The Land Rover LR2 luxury SUV sits in the Land Rover lineup between the larger LR4 and the smaller Land Rover Range Rover Evoque. Much like other vehicles in the segment, the LR2 is actually a car based, crossover SUV rather than a traditional truck platform based SUV. The LR2 brings true offroad ability to the segment and is an affordable option for buyers seeking a small, luxury SUV with more offroad ability.
Land Rover LR2 Origins
Introduced in 2008, the all new Land Rover LR2 filled the slot previously occupied by the Freelander which was discontinued in 2005. Based on Ford’s Volvo platform, the LR2 was a welcomed upgrade to the Freelander’s internally developed platform. The LR2 offered more interior cargo space, higher ground clearance, and a stronger engine than its predecessor. Initial trim configurations were the SE and the higher trim level HSE which included larger 19-inch wheels, and upgraded exterior and interior styling and features.
About the Land Rover LR2

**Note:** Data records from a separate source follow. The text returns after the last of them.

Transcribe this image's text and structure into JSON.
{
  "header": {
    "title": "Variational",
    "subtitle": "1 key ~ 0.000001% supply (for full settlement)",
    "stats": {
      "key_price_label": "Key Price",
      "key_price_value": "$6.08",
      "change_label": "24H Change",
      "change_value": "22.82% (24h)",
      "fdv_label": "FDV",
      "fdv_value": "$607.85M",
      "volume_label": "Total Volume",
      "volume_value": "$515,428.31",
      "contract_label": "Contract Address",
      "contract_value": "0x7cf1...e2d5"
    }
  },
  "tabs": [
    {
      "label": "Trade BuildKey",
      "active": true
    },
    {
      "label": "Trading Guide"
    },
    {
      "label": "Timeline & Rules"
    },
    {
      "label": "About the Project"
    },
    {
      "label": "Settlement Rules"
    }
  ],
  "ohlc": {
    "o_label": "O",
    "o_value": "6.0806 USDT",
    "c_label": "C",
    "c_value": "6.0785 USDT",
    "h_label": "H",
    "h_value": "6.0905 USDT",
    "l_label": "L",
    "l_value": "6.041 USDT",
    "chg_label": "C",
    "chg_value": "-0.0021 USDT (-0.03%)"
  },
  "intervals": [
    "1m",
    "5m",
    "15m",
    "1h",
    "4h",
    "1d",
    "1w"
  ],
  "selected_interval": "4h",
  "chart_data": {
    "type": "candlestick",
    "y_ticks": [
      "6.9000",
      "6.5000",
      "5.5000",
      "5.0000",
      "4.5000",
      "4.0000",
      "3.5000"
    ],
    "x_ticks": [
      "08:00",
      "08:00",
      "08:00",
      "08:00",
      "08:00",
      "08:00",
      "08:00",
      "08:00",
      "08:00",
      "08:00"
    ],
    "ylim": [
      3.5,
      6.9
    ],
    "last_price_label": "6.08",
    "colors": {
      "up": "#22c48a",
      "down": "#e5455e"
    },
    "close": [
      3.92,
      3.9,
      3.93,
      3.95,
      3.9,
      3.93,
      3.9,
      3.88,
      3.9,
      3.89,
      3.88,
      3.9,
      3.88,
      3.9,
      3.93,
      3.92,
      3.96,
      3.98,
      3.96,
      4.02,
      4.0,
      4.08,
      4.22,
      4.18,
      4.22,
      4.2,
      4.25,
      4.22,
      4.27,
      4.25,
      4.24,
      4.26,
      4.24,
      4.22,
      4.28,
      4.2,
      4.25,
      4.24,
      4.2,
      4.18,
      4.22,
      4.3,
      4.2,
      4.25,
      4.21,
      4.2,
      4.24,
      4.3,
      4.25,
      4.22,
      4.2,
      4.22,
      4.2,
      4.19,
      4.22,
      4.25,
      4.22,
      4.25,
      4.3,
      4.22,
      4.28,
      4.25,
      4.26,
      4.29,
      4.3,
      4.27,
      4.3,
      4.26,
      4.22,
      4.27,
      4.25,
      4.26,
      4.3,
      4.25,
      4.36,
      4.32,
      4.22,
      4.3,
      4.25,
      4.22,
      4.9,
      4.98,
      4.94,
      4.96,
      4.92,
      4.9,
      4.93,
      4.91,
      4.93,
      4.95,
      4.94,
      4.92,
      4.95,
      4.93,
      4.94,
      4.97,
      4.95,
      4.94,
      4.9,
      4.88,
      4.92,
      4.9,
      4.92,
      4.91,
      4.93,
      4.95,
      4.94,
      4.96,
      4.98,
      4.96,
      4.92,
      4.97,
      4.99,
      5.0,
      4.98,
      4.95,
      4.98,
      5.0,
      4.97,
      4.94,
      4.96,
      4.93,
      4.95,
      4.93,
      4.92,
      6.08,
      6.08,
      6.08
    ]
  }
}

The Land Rover LR2 is a small, four-door, luxury SUV. Unlike most of its competitors, the LR2 possesses certified off-road credentials, but these come at the expense of its on-road manners and ride. The LR2 features a modified version of Land Rover’s Terrain Response off-road driving system which is arguably one of the best available four-wheel drive systems, but has been tamed somewhat for LR2 use.
Land Rover offers the LR2 at reasonable price points which, in theory, brings Land Rover quality, luxury, and ability to the majority of SUV buyers. However, Land Rover’s all things for all people strategy has essentially created an affordable SUV for a smaller group of drivers seeking the unbeaten and unpaved path to luxury.
Land Rover LR2 Features
The 2013 Land Rover LR2 did away with the less than competitive 3.2-liter, six-cylinder engine found in previous models for a more powerful 2.0-liter, turbocharged, four-cylinder engine sourced from Ford Motor Company’s EcoBoost line. This change remediates some of the sluggishness found in previous model years and bumps output from 230 horsepower to 240 horsepower and 234 lb-ft to 250 lb-ft of torque. Other changes include an improved seven-inch, infotainment touchscreen that eliminates several extraneous switches and buttons, and subtle exterior modifications.
Available in either Base or HSE trim, the LR2 still offers a reasonable list of luxury features and segment standard finishes. HSE trims upgrade the LR2 with adaptive xenon headlights, driver seat memory settings, and satellite radio. The HSE LUX package adds a 17-speaker, surround-sound audio system with six-CD changer, additional powered seat adjustments, and premium leather upholstery. The LR2’s panoramic sunroof and its high-set headlights are mentionable features. Nevertheless, the LR2 feels more like a well-equipped Ford Explorer rather than its Audi Q5 or BMW X3 competitors.
Notably, the LR2 wears the iconic Land Rover badge, one of the last vestiges of British automotive history. Few other brands can match Land Rover’s globe-spanning off-road history; that in itself is enough to make the LR2 standout. While the LR2 falls short of competitors for cargo capacity, the high-set, upright Land Rover seating position proffers a commanding view from any angle. Rear seats are arranged in a stadium-style arrangement that offers rear passengers as good a view as front passengers. This makes the LR2 feel much less confined and allows for a much better, safety enhancing line of sight.
Land Rover LR2 Evolution
The 2013 LR2 utilizes the first-generation platform introduced on the 2008 model. 2008-2012 models employed a 3.2-liter, six-cylinder engine matched to a six-speed automatic transmission. All LR2s include a modified Terrain Response off-road driving system, but unlike its larger trailblazing siblings, the LR2’s is actually an all-wheel drive system rather than a four-wheel drive system like the LR4 and Range Rover systems. The LR2 lacks a low-gear range, which disqualifies it as a serious offroading, mud tromping, rock crawling SUV. The LR2 also uses buttons rather than a chunky knob for Terrain Response adjustments and only includes three settings for grass/gravel/snow, mud/ruts, and sand. Even so, the LR2 will still best its rivals in off-road ability.
2009 dropped the Base trim and added an HLT option package which included a revised exterior and other mild cosmetic upgrades. For 2011, Land Rover revised the grille and taillights, dropped the HSE trim, and returned the Base trim. The biggest changes came in 2013 with a new engine, more pronounced exterior modifications (including LED headlights and taillights) and some interior styling changes like an updated steering wheel.